Dozens faced eviction today at the Ocotillo Apartments and Hotel after a program, called Happy Times, stopped funding their housing.

Residents received this note from management, asking them to leave the apartment complex promptly at 11 a.m.

The City of Tucson prepared for a mass eviction by bringing together 15 community agencies available for help at the apartments.

What we wanted to do is start to coordinate early and get a plan together and have as many resources as possible here that may need a place to go, a stable place to go once they got an eviction, said Mari Vasquez, a Multi-Agency Resource Coordinator with the City of Tucson.

One of the tenants being asked to leave, Manuel Esparza, had been promised resources from the Happy Times Program. He described how he started receiving resources.

At first they just pulled up on me. I was at a bus stop and offered money and a free hotel so, yeah, said Esparza.

Esparza had been at the apartments for 7 months. He said he was one of the first tenants to be part of the program.

When I first came, there was only like five of us, and they would be more eager to get more people so they would give you like 500 dollars if you go and find ten people and get them in the program, but you had to make sure they had access, you had to make sure they were homeless, really they didnt know if they were on drugs or not, said Esparza.

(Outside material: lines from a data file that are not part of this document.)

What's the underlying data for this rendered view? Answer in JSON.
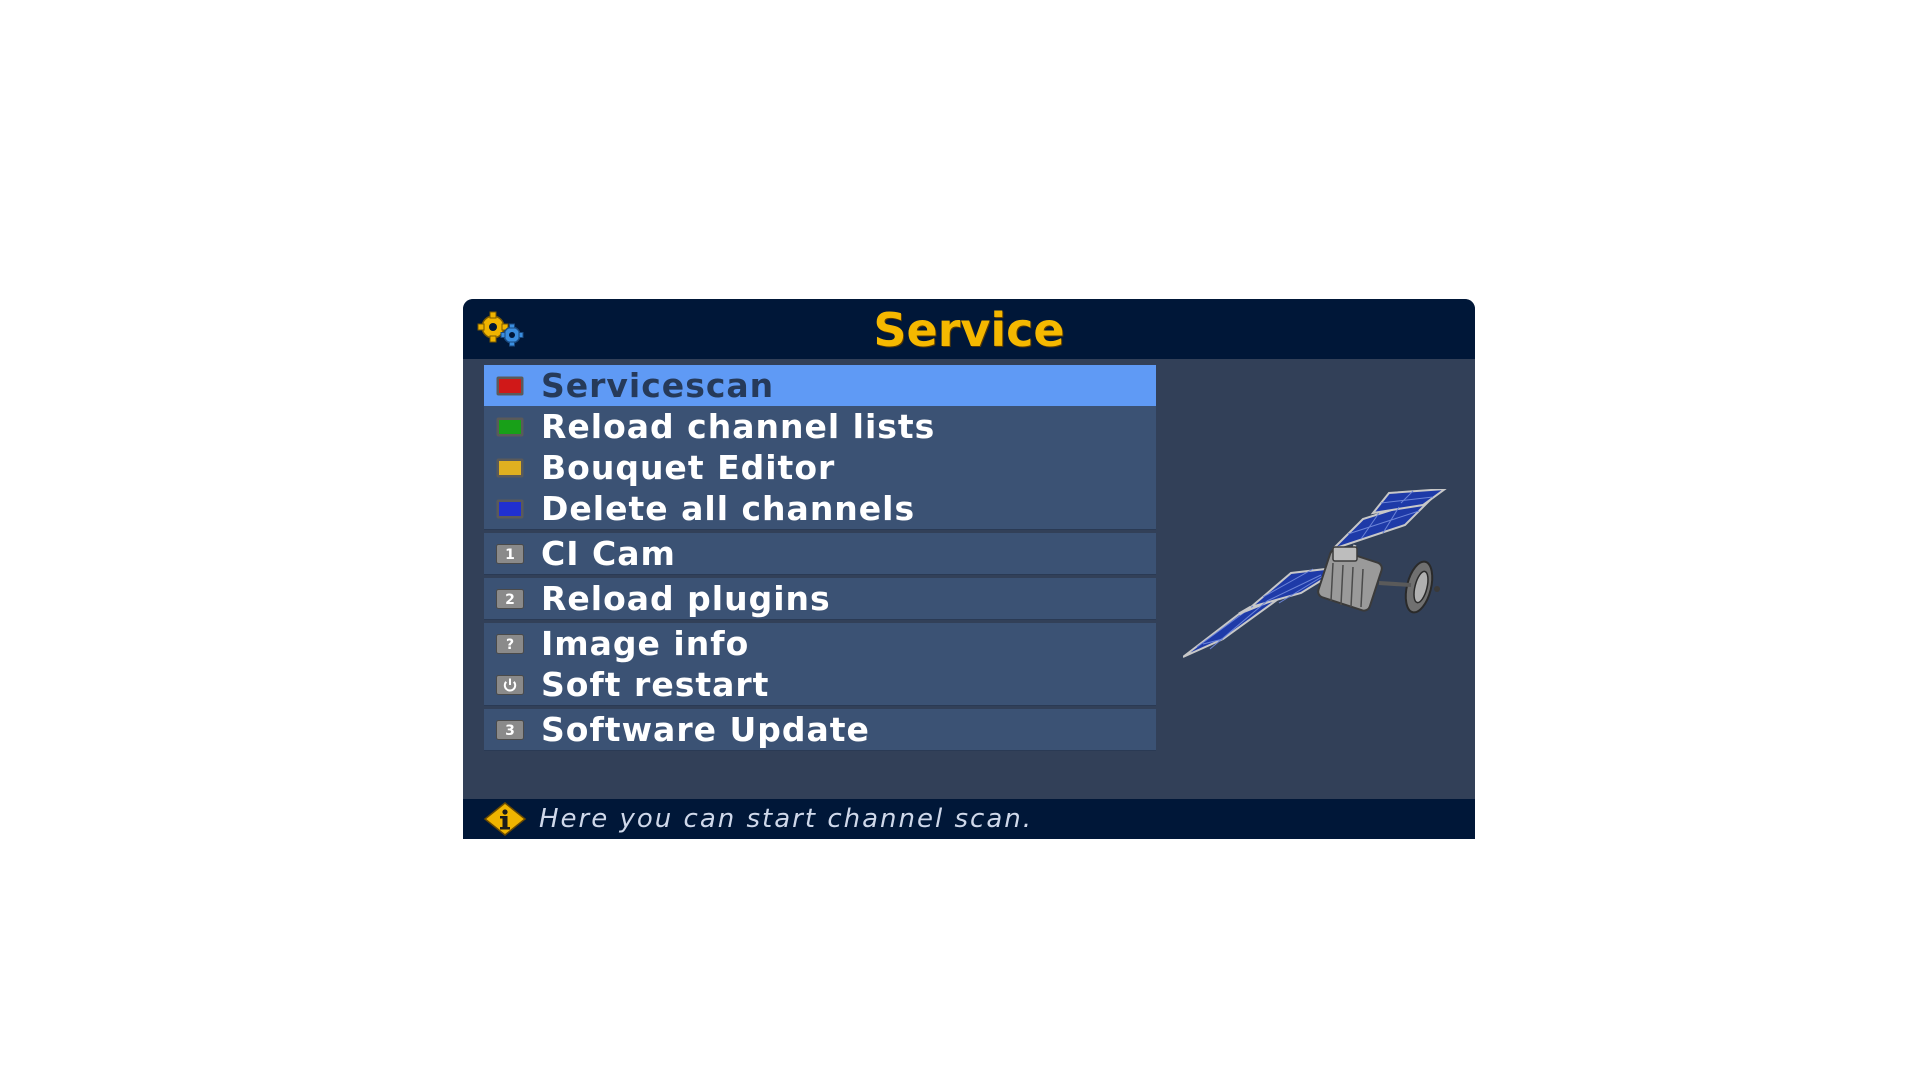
{
  "window": {
    "title": "Service",
    "title_icon": "gears-icon",
    "title_color": "#f5b800"
  },
  "menu": {
    "groups": [
      {
        "items": [
          {
            "key": "red-button-icon",
            "label": "Servicescan",
            "selected": true
          },
          {
            "key": "green-button-icon",
            "label": "Reload channel lists"
          },
          {
            "key": "yellow-button-icon",
            "label": "Bouquet Editor"
          },
          {
            "key": "blue-button-icon",
            "label": "Delete all channels"
          }
        ]
      },
      {
        "items": [
          {
            "key": "key-1-icon",
            "key_label": "1",
            "label": "CI Cam"
          }
        ]
      },
      {
        "items": [
          {
            "key": "key-2-icon",
            "key_label": "2",
            "label": "Reload plugins"
          }
        ]
      },
      {
        "items": [
          {
            "key": "help-key-icon",
            "key_label": "?",
            "label": "Image info"
          },
          {
            "key": "power-key-icon",
            "label": "Soft restart"
          }
        ]
      },
      {
        "items": [
          {
            "key": "key-3-icon",
            "key_label": "3",
            "label": "Software Update"
          }
        ]
      }
    ]
  },
  "hint": {
    "icon": "info-icon",
    "text": "Here you can start channel scan."
  },
  "colors": {
    "background": "#324058",
    "title_bar": "#001738",
    "menu_group": "#3b5274",
    "selection": "#5f9af5",
    "red_key": "#d01818",
    "green_key": "#18a018",
    "yellow_key": "#e0b020",
    "blue_key": "#2030d0"
  },
  "decoration": {
    "image": "satellite-illustration"
  }
}
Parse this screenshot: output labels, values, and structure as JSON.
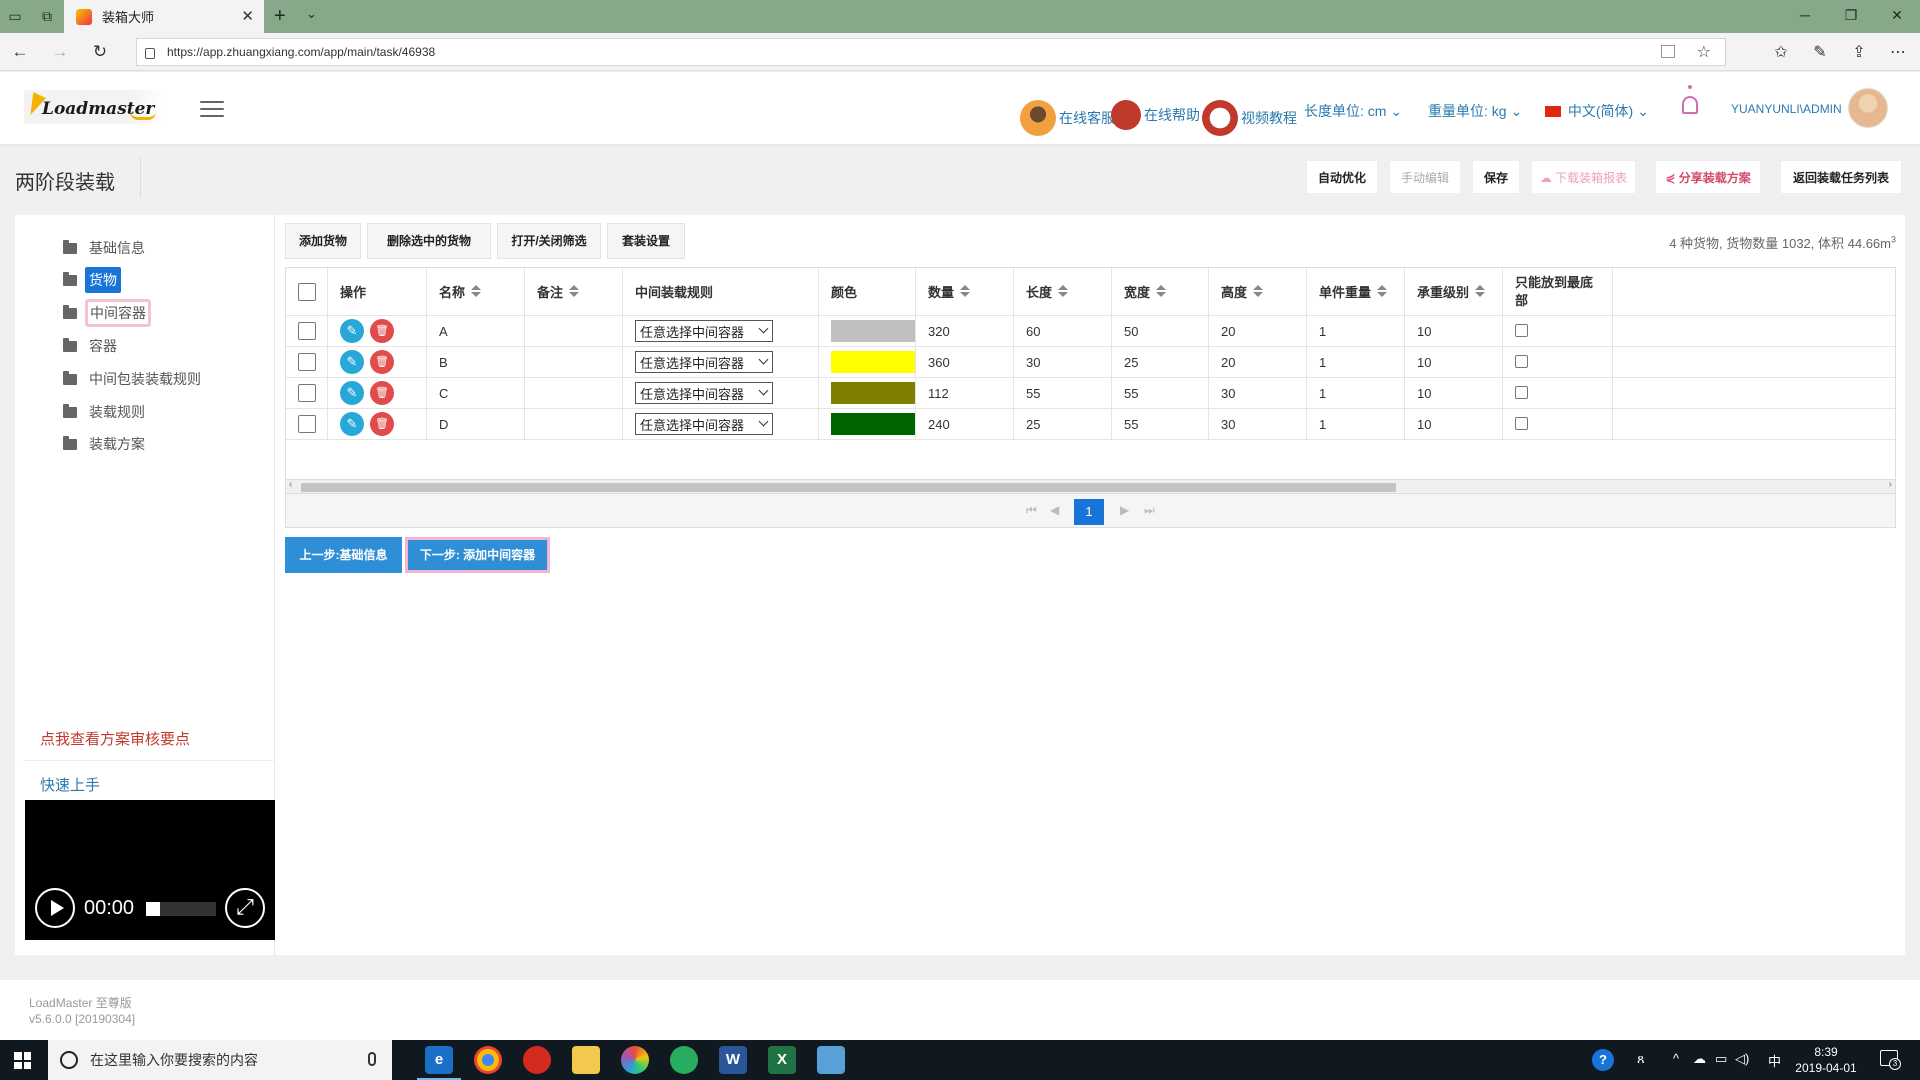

He said when the program grew, he received less money, until over a month ago. The money and food the program provided completely stopped.

They only served us like two times a day and it was just cereal and pizza every day. Them program people just up and left on this hotel, we knew it was going to come down to an end, said Esparza.

On the inside of the complex, local civil rights groups and lawyers knocked on doors, telling residents how they should move forward.

Right now were telling them they have a legal right to stay unless a court action and a court order is saying otherwise. These people are not guests at a hotel by my belief and looking at the landlord-tenant act, theyre tenants, said Civil Rights Lawyer Paul Gattone.

Its unknown exactly how many residents stayed, but the City of Tucson was able to provide 80 tenants with assistance and housing.

The management of the apartments declined to speak, and KGUN9 will continue pursuing a response from Happy Times to learn more.